Third in the BCS is like fourth in the Olympics, but the good news is that this is the second-to-last-ever first release of the BCS standings.
The system is being junked in 2014 for a four-team playoff that would currently put this year's Oregon squad in the national semifinals.
How does that help Oregon now?
It doesn't, but it's also early.
The whiz-kid pundits were wrong in predicting Alabama and Oregon would debut at No. 1 and No. 2 in the first standings.
Alabama is No. 1, of course, with its glossy .9761 average, followed by Florida. Oregon is third by an eyelash, trailing by the margin of .9092 to .8993.
The BCS is weighted two-thirds to the Harris Interactive and USA Today coaches' polls, where Oregon sits at No. 2 in both, but it is being pulled down by a No. 6 computer rating.
It's a flashback to 2001, when Oregon finished second in the coaches' and Associated Press polls but No. 4 in the BCS standings because of ... the computers!
It prompted then-coach Mike Bellotti to say the BCS was a cancer.
Florida passed Oregon on Sunday because it was No. 1 in the six computers that consistently mess up what common sense dictates.

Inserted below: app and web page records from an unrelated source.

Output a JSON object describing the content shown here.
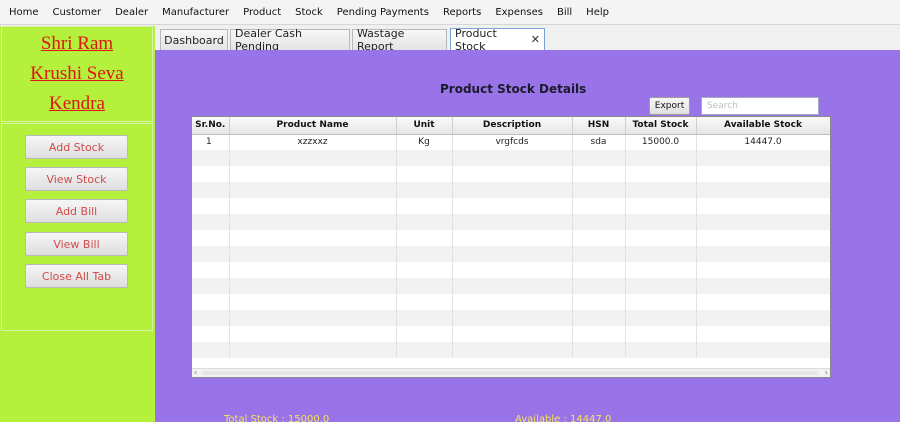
{
  "menu": [
    "Home",
    "Customer",
    "Dealer",
    "Manufacturer",
    "Product",
    "Stock",
    "Pending Payments",
    "Reports",
    "Expenses",
    "Bill",
    "Help"
  ],
  "brand": {
    "line1": "Shri Ram ",
    "line2": "Krushi Seva ",
    "line3": "Kendra"
  },
  "sidebar": {
    "buttons": [
      "Add Stock",
      "View Stock",
      "Add Bill",
      "View Bill",
      "Close All Tab"
    ]
  },
  "tabs": [
    "Dashboard",
    "Dealer Cash Pending",
    "Wastage Report",
    "Product Stock"
  ],
  "active_tab_index": 3,
  "panel": {
    "title": "Product Stock Details",
    "export_label": "Export",
    "search_placeholder": "Search"
  },
  "table": {
    "columns": [
      "Sr.No.",
      "Product Name",
      "Unit",
      "Description",
      "HSN",
      "Total Stock",
      "Available Stock"
    ],
    "rows": [
      [
        "1",
        "xzzxxz",
        "Kg",
        "vrgfcds",
        "sda",
        "15000.0",
        "14447.0"
      ]
    ]
  },
  "footer": {
    "total_stock": "Total Stock : 15000.0",
    "available": "Available : 14447.0"
  },
  "colors": {
    "panel_bg": "#9973e8",
    "sidebar_bg": "#b4f03c",
    "brand_text": "#e01414",
    "footer_text": "#f3e65a"
  }
}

Oregon can get to work on its computer numbers as early as Thursday when it travels to 5-1 Arizona State.
Don't sweat this, Ducks; it will all work out as long as you keep quacking out victories.
When has the BCS ever failed?
Oklahoma is also not news, as the Sooners are the all-time leaders with 20 weeks spent at No. 1.
Conspicuously missing from the conversation, however, is the Big Ten Conference and USC.
The Big Ten added Nebraska last year thinking it would be an improvement, but the conference of "Leaders and Legends" has no teams ranked in the BCS top 25.
USC, considerably off the pace at No. 10, was this year's preseason No. 1 in the Associated Press poll.